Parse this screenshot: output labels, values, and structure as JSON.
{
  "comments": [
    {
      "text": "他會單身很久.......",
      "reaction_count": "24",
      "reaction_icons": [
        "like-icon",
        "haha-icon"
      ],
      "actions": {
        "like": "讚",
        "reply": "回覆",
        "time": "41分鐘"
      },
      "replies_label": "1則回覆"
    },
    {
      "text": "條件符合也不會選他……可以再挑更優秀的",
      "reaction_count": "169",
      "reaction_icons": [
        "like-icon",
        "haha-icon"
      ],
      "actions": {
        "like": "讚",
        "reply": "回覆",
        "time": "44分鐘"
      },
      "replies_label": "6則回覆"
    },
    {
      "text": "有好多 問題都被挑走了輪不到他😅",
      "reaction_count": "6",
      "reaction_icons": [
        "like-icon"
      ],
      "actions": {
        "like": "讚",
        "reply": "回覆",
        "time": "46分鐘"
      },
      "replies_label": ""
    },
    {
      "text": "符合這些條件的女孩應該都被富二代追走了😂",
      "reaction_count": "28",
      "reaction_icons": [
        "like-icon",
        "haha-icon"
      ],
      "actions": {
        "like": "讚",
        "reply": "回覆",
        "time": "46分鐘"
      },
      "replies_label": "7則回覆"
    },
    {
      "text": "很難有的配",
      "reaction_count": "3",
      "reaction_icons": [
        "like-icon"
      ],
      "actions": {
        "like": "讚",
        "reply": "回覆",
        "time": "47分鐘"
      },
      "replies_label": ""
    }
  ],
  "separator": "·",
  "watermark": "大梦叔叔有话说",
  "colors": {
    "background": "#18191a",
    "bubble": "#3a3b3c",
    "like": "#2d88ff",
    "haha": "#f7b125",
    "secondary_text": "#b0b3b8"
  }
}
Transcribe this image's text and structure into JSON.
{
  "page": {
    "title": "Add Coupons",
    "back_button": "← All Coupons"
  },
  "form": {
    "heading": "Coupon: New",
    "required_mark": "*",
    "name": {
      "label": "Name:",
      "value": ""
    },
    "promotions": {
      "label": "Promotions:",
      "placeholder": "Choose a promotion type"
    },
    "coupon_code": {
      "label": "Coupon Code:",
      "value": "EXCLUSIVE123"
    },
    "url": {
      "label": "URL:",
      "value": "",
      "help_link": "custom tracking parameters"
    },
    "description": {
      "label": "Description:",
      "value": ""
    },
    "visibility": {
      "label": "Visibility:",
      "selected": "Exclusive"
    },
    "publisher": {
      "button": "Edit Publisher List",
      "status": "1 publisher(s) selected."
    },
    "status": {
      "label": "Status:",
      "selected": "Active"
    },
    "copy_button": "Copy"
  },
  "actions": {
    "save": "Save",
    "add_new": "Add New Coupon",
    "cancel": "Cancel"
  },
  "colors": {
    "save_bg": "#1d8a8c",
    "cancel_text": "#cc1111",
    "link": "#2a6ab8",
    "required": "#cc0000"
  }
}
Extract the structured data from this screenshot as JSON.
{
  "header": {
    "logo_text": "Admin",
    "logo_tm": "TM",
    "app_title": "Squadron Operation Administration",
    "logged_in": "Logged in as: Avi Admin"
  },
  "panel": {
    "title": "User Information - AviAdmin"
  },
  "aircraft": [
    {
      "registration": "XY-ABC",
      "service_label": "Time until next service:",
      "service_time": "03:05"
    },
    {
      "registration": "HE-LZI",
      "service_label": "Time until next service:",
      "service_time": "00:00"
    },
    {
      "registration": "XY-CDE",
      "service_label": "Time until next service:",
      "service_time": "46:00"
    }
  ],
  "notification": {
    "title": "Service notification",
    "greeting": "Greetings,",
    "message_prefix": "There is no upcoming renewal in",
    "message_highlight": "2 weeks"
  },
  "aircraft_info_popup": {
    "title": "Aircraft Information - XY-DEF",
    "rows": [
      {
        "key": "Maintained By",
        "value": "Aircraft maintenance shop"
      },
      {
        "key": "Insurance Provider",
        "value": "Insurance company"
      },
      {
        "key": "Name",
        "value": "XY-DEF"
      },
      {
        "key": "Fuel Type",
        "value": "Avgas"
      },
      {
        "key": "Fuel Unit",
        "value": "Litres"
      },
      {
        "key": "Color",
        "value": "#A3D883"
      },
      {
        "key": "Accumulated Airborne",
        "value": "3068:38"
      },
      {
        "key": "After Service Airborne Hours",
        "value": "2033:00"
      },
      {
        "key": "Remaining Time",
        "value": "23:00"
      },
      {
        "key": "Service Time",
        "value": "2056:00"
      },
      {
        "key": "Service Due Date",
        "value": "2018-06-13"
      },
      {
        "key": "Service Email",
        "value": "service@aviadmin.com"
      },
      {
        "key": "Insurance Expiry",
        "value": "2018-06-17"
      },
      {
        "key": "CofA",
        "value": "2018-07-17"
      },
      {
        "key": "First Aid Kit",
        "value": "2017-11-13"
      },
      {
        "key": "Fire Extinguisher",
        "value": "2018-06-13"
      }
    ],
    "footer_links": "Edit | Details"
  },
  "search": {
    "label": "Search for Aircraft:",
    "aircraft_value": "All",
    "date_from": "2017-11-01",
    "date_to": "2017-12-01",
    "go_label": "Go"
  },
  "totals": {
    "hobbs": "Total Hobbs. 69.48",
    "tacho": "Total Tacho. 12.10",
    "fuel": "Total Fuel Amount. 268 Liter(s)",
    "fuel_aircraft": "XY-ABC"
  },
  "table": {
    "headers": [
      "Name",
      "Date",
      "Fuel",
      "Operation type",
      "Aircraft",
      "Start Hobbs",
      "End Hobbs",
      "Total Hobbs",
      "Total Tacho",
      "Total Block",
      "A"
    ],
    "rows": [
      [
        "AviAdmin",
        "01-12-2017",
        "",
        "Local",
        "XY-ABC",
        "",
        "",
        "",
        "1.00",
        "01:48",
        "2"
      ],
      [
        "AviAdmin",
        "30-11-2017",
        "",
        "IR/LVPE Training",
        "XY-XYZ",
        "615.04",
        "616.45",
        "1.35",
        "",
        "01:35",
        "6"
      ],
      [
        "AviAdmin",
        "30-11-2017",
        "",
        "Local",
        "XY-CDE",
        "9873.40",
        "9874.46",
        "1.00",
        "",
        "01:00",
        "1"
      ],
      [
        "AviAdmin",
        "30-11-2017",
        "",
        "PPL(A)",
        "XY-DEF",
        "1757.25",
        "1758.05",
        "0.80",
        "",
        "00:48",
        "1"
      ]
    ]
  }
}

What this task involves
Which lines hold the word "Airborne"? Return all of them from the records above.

Result of the exercise
        "key": "Accumulated Airborne",
        "key": "After Service Airborne Hours",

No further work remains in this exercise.